Pests > Pest Management > Biological control > Fruit flies > Fopius arisanus, introduce or not, Palau

Pests > Pest Management > Biological control > Fruit flies > Fopius arisanus, introduce or not, Palau

Pests Pest Management Biological controlFruit flies Fopius arisanus, introduce or not, Palau

Biological control of fruit flies

March 2000. Sometimes decisions regarding the introduction of biological control organisms are difficult because of their complexity. In 2000, Palau reported the following. In order to assist in attempts to eradicate the Oriental Fruit Fly, Bactrocera dorsalis, it was suggested that the country introduce the fruit fly parasite, Fopius arisanus, from Hawaii. The parasite is not host specific, although its range is limited to several fruit fly species. It was anticipated that the parasite would significantly reduce numbers of B. dorsalis and facilitate the eradication of the pest fruit fly.

This parasite was released in Pohnpei, FSM, several years ago to control the fruit fly B. frauenfeldi, but its impact on the abundance of this pest has not yet been assessed.

However, Palau has recently introduced the phytophagous gall fly, Procecidochares connexa, against Chromolaena odorata, a serious weed in Micronesia, Australia and PNG. The fly has established, but it was yet too early to assess its impact on the weed. As the fly belongs to the Tephritidae and is, therefore, closely related to Bactrocera spp. there is a chance that Fopius arisanus may also attack the biocontrol agent for Chromolaena.

At that time, The University of Hawaii was undertaking research into the non-target effects of exotic parasitoids, which have the potentail to be a serious problem. The research was aimed at assessing the unintended impacts of previously introduced fruit fly parasitoids in Hawaii, looking both at native Hawaiian Tephritidae, as well as at exotic Tephritidae introduced for weed biocontrol. Among other species of interest to the study are gall flies, Procecidochares utilis and P. alani, the congenerics of P. connexa. At the time of the message, the researchers had found no evidence that either of these two species was attacked by Fopius arisanus.

Nevertheless, the University of Hawaii suggested that some host acceptance testing be done within a quarantine facility prior to releasing F. arisanus.

The response from the Northern Territory of Australia, the Australian School of Environmental Studies, Griffith University and CSIRO Entomology, was more forthright in opposing the idea of introducing a biocontrol agent into the eradication program for the following reasons:
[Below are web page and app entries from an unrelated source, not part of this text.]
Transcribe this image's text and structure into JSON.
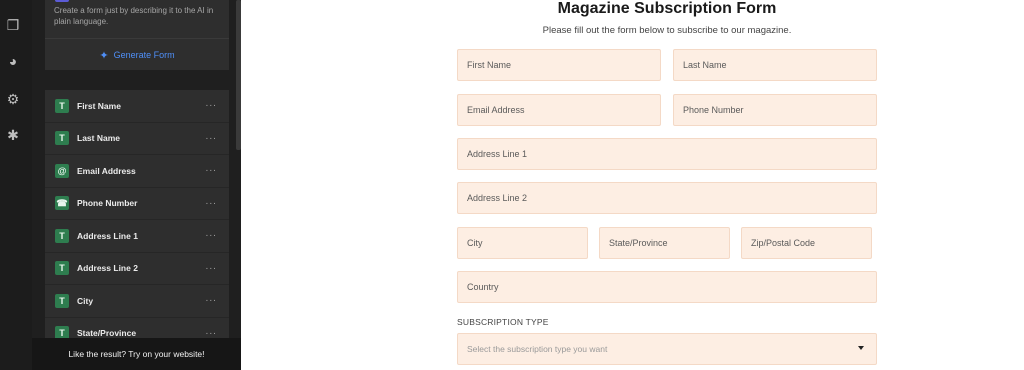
{
  "sidebar_rail": {
    "icons": [
      "copy-icon",
      "palette-icon",
      "gear-icon",
      "asterisk-icon"
    ]
  },
  "ai_card": {
    "description": "Create a form just by describing it to the AI in plain language.",
    "generate_label": "Generate Form"
  },
  "fields": [
    {
      "label": "First Name",
      "icon": "T"
    },
    {
      "label": "Last Name",
      "icon": "T"
    },
    {
      "label": "Email Address",
      "icon": "@"
    },
    {
      "label": "Phone Number",
      "icon": "☎"
    },
    {
      "label": "Address Line 1",
      "icon": "T"
    },
    {
      "label": "Address Line 2",
      "icon": "T"
    },
    {
      "label": "City",
      "icon": "T"
    },
    {
      "label": "State/Province",
      "icon": "T"
    }
  ],
  "more_glyph": "···",
  "promo_text": "Like the result? Try on your website!",
  "form": {
    "title": "Magazine Subscription Form",
    "subtitle": "Please fill out the form below to subscribe to our magazine.",
    "placeholders": {
      "first_name": "First Name",
      "last_name": "Last Name",
      "email": "Email Address",
      "phone": "Phone Number",
      "address1": "Address Line 1",
      "address2": "Address Line 2",
      "city": "City",
      "state": "State/Province",
      "zip": "Zip/Postal Code",
      "country": "Country"
    },
    "subscription_label": "SUBSCRIPTION TYPE",
    "subscription_placeholder": "Select the subscription type you want"
  },
  "colors": {
    "accent": "#4f8ff7",
    "field_icon_bg": "#2e7d4f",
    "input_bg": "#fdeee3"
  }
}
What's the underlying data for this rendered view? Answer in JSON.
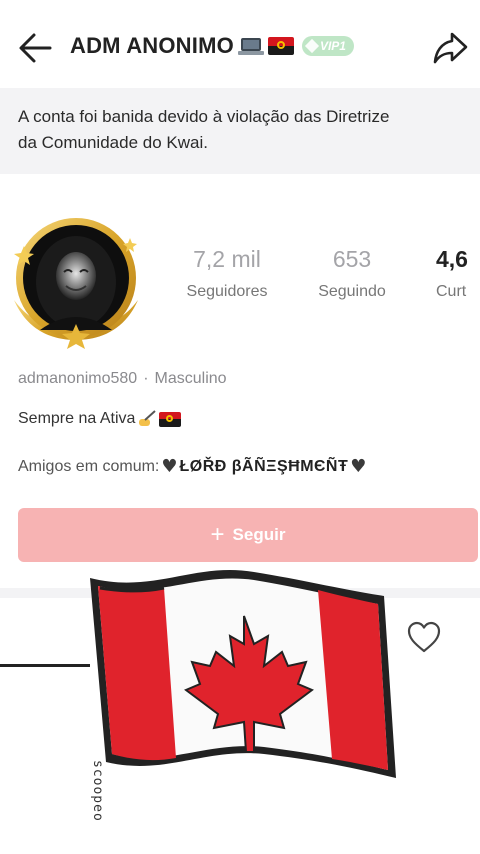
{
  "header": {
    "title": "ADM ANONIMO",
    "title_emojis": [
      "laptop-icon",
      "angola-flag-icon"
    ],
    "vip_label": "VIP1",
    "icons": {
      "back": "arrow-left-icon",
      "share": "share-icon"
    }
  },
  "ban_notice": {
    "line1": "A conta foi banida devido à violação das Diretrize",
    "line2": "da Comunidade do Kwai."
  },
  "profile": {
    "stats": [
      {
        "value": "7,2 mil",
        "label": "Seguidores"
      },
      {
        "value": "653",
        "label": "Seguindo"
      },
      {
        "value": "4,6",
        "label": "Curt"
      }
    ],
    "username": "admanonimo580",
    "separator": "·",
    "gender": "Masculino",
    "bio": "Sempre na Ativa",
    "mutual_prefix": "Amigos em comum:",
    "mutual_name": "ŁØŘĐ βÃÑΞŞĦMЄÑŦ"
  },
  "follow_button": {
    "label": "Seguir",
    "icon": "plus-icon"
  },
  "tabs": {
    "like_icon": "heart-outline-icon"
  },
  "overlay": {
    "sticker": "canada-flag-sticker",
    "vertical_text": "scoopeo"
  },
  "colors": {
    "follow_bg": "#f7b3b3",
    "ban_bg": "#f3f3f5",
    "vip_bg": "#bfe6c6",
    "canada_red": "#e0232c"
  }
}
1) it would prolong the program while waiting for Fopius arisanus to become abundant;
2) the two programs are opposed to each other, with the eradication program continuously removing the food source of the biocontrol agent – a main factor in preventing establishment;
3) there needs to be a minimum number of flies below which the control agent cannot function effectively.

The conclusion of some was that no parasite will assist in the eradication of B. dorsalis and it would be waste of time and money to import one. B. dorsalis is so virulent that the only method to use is male annihilation plus selective protein bait spraying in breeding hot-spots. The eradication of B. papayae in North Queensland was based on this program and was successful. Other people agreed that release of the parasitoid would not by itself be sufficient to eradicate B. dorsalis, but could lead to significant reduction in fruit fly number, thus facilitating eradication through sterile male annihilation. In this case, the feasibility of introducing F. arisanus prior to eradication attempts will depend largely on the size of the B. dorsalis population.